“I have seen Regina go through much struggle (and) she faced so much adversity and hatred on campus,” LaChelle said. “Yet to my surprise she has still always found something to smile about (and) that is what I love about her.”

Education is very important to Drake in spite of suffering from extremely low processing speed, a condition described by psychotherapist Luanna Rodgers as a developmental disability.

“Regina has a long history of learning disabilities and has limited cognitive resources to resolve problems and conflicts in her life,” said Rodgers, who evaluated Drake while at the Castro Mission Health Center. “Through her downfalls, however, she still has a desire to learn and better herself.”

Drake said that once she has her operation she wants to move back east to be with her family again.
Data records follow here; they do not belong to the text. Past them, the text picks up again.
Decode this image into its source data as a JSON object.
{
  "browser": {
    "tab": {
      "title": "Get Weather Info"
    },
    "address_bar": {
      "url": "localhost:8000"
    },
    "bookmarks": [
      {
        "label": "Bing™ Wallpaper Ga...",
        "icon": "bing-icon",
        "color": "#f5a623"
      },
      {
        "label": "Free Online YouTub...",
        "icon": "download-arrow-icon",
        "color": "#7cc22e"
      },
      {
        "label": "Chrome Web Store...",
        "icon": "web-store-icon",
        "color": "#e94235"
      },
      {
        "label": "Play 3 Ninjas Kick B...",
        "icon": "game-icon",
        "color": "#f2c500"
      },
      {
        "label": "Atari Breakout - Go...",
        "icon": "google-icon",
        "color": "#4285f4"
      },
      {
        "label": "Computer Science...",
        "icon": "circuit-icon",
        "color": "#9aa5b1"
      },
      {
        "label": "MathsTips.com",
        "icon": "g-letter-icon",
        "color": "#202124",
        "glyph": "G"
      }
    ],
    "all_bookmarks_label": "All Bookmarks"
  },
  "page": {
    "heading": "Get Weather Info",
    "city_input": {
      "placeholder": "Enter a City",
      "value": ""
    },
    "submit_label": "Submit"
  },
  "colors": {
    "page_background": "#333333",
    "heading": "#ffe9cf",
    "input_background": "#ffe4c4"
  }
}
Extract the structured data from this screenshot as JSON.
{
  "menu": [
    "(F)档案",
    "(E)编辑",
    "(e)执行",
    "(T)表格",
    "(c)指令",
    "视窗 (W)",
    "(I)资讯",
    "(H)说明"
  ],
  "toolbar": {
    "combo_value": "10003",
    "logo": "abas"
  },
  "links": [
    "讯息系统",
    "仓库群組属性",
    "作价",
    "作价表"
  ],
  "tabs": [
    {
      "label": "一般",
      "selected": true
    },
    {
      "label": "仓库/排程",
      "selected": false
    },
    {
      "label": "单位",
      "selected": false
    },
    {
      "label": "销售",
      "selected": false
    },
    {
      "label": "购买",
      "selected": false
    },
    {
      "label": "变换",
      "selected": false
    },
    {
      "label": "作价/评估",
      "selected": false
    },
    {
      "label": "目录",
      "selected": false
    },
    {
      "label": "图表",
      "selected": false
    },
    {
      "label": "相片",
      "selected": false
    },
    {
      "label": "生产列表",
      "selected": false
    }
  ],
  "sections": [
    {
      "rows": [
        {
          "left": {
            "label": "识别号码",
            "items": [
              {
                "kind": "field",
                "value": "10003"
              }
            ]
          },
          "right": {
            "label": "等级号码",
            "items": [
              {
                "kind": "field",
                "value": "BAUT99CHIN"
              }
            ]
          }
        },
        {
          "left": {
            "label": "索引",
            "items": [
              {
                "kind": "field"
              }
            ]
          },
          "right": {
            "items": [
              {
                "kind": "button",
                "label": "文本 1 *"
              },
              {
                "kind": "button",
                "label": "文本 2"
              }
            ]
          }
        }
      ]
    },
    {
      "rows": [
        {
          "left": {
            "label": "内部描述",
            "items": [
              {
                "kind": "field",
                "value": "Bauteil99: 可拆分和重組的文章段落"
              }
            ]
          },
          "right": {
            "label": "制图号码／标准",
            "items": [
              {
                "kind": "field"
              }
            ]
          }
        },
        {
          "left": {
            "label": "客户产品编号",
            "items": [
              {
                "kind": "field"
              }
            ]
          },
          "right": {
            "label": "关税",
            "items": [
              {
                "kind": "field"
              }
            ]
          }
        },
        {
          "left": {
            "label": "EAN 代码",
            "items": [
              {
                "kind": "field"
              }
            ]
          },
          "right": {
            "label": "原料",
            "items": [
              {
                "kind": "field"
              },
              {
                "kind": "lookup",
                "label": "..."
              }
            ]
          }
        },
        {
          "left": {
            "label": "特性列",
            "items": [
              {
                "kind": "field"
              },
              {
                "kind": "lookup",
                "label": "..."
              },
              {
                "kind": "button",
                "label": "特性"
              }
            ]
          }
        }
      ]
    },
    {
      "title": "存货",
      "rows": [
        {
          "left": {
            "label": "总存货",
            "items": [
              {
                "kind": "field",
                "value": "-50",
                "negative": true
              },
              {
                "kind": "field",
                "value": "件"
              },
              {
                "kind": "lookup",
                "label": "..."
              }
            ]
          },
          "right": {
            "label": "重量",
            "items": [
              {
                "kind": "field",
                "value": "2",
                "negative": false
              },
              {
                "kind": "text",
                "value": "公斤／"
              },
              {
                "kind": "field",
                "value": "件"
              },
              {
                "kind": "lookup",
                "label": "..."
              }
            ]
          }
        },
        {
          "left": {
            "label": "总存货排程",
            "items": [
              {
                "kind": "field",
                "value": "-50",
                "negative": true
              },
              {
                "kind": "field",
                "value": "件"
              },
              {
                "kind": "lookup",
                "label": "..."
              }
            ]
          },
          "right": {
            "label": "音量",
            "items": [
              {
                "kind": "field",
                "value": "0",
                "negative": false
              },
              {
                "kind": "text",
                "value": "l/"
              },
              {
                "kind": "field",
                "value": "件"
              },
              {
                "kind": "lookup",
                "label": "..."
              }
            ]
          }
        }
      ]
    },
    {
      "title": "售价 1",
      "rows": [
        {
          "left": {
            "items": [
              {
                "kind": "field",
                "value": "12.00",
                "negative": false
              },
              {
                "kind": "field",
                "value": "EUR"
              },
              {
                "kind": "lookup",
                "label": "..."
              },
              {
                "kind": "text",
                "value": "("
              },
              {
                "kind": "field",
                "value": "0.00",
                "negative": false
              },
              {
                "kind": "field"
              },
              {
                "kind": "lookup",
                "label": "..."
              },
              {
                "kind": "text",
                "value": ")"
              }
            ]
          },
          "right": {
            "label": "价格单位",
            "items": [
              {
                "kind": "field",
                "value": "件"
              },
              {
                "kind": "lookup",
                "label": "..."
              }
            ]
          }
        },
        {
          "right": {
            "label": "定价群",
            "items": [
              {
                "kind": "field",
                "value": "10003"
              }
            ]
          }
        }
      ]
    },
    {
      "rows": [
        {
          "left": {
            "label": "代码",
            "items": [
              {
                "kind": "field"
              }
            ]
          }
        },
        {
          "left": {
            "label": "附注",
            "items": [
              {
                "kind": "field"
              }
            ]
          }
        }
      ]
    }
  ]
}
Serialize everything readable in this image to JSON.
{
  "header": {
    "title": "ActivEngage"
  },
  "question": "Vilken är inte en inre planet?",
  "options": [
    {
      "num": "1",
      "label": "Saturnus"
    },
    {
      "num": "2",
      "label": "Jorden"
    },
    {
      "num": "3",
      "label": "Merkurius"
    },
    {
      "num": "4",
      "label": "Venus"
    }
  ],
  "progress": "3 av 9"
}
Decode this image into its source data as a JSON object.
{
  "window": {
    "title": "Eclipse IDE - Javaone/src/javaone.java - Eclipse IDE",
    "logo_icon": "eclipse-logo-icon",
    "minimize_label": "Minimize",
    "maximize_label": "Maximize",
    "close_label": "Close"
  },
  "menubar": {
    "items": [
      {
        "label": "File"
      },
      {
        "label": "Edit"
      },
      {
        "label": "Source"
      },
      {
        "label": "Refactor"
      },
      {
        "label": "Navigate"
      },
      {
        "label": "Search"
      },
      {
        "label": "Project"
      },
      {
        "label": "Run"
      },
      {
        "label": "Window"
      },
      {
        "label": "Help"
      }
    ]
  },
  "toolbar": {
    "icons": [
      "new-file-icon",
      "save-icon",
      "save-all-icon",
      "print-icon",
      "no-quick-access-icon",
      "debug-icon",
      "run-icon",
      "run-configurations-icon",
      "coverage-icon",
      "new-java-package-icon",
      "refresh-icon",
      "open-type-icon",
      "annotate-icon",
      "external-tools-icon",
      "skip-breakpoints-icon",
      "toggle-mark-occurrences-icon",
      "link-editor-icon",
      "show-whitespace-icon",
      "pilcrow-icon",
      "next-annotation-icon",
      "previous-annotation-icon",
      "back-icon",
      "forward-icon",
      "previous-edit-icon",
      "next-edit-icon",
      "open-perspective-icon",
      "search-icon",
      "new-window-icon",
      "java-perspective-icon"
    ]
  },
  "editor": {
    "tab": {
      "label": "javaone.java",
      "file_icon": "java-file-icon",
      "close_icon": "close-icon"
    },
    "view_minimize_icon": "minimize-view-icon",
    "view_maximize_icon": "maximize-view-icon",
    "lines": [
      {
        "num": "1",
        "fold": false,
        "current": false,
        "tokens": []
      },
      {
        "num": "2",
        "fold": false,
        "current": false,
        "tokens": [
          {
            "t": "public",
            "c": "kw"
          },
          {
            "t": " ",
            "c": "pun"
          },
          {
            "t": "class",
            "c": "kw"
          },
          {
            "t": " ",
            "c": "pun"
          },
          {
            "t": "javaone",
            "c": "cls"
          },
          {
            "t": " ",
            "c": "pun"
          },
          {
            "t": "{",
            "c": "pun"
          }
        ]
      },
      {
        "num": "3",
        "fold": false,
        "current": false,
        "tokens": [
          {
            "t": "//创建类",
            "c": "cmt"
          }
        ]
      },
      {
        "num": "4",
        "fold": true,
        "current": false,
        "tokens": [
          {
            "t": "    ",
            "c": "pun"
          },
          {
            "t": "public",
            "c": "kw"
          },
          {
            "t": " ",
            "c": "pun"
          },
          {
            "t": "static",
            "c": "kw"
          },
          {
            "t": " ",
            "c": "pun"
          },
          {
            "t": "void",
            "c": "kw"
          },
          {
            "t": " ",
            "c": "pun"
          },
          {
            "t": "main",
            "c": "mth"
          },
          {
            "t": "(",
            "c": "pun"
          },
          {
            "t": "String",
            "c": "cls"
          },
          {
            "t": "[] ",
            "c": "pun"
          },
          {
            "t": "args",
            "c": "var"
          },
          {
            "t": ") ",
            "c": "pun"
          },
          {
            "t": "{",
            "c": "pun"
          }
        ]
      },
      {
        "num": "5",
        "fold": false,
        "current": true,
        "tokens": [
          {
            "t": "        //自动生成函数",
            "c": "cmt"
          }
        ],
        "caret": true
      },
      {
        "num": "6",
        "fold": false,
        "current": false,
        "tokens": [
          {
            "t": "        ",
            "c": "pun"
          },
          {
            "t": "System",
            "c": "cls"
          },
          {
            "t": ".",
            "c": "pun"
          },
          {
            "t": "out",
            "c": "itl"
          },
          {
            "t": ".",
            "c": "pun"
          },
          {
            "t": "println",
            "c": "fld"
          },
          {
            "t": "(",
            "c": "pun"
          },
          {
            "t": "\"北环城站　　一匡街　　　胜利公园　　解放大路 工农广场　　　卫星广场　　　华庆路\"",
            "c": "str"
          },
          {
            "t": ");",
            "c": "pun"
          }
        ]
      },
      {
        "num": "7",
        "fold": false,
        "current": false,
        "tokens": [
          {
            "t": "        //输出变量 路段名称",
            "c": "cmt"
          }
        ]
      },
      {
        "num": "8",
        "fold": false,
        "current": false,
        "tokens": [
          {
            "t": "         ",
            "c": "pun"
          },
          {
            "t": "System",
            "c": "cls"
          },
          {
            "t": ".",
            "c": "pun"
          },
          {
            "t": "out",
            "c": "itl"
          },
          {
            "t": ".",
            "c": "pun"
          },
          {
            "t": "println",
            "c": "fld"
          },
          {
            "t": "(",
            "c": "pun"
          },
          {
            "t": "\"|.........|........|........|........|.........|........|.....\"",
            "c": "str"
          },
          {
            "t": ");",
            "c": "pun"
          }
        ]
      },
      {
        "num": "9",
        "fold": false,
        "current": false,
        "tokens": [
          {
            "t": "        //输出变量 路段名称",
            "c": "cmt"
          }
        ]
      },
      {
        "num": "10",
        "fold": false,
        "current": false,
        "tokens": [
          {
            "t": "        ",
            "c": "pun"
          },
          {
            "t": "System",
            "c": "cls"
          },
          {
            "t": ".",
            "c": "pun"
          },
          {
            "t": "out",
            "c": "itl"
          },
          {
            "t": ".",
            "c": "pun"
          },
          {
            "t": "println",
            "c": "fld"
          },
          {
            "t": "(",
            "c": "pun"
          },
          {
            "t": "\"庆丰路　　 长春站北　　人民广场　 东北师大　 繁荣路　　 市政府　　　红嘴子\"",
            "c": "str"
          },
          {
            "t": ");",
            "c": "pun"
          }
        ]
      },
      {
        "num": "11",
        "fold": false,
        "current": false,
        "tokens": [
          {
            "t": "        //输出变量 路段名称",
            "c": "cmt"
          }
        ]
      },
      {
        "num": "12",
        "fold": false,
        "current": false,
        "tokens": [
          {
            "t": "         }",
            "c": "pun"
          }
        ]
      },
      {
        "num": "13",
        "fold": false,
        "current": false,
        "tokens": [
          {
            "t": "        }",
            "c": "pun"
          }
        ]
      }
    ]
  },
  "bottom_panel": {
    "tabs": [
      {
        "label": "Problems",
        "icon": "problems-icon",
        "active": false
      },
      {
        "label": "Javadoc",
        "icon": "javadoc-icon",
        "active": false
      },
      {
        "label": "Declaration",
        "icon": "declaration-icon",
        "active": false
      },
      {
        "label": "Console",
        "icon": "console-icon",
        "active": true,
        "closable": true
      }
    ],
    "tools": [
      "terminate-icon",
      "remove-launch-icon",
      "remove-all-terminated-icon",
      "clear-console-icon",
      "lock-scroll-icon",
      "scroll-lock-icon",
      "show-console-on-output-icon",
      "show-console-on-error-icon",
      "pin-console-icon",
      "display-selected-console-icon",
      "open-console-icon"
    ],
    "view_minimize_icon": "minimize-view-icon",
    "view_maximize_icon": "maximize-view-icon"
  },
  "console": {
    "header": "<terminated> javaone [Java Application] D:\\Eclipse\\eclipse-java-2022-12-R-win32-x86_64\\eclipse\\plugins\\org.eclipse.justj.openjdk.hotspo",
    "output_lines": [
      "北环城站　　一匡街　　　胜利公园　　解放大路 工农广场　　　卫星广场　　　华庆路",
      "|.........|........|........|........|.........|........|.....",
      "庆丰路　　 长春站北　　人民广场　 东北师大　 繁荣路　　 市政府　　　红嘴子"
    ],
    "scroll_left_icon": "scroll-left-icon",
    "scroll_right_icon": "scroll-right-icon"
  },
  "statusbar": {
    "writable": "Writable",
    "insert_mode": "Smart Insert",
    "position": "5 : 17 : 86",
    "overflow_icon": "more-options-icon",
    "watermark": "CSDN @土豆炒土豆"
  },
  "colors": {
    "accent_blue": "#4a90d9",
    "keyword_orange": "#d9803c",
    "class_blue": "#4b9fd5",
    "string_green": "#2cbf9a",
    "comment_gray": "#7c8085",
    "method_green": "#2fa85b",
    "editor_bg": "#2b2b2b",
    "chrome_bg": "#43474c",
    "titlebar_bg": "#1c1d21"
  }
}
She admits that she is a little nervous and afraid.

“When I get back, it’ll be … how does the new me fit into (my family’s) life now,” Drake said. “I’m nervous but excited and it’s something I think about everyday.”

Drake said she was fine with being away from home for so long, because she feels she had to find herself before she could have a loving relationship with her family.

“I didn’t want my family to be affected or bothered until I knew this was me,” Drake admitted. “At the end of the day, you only have yourself; you’re born with yourself, you wake up with yourself and you die with yourself, so how can you have a life with others when you don’t know yourself is yet?”

Once home, she hopes to finish school and start a career as a social worker.

“I want to help all different kinds of people from all different backgrounds accept themselves,” Drake said. “Maybe, by the encounters I’ve had with people, the next trans person who goes through these places that I’ve went through will have it easier.”

Nearing the end of her transition, Drake admitted that she will never be fully accepted by everyone, but it doesn’t matter because she has faith in herself.

“I know I won’t ever pass (as a woman) for everyone, but I have faith in myself,” Drake said. “I have faith in who I really am.”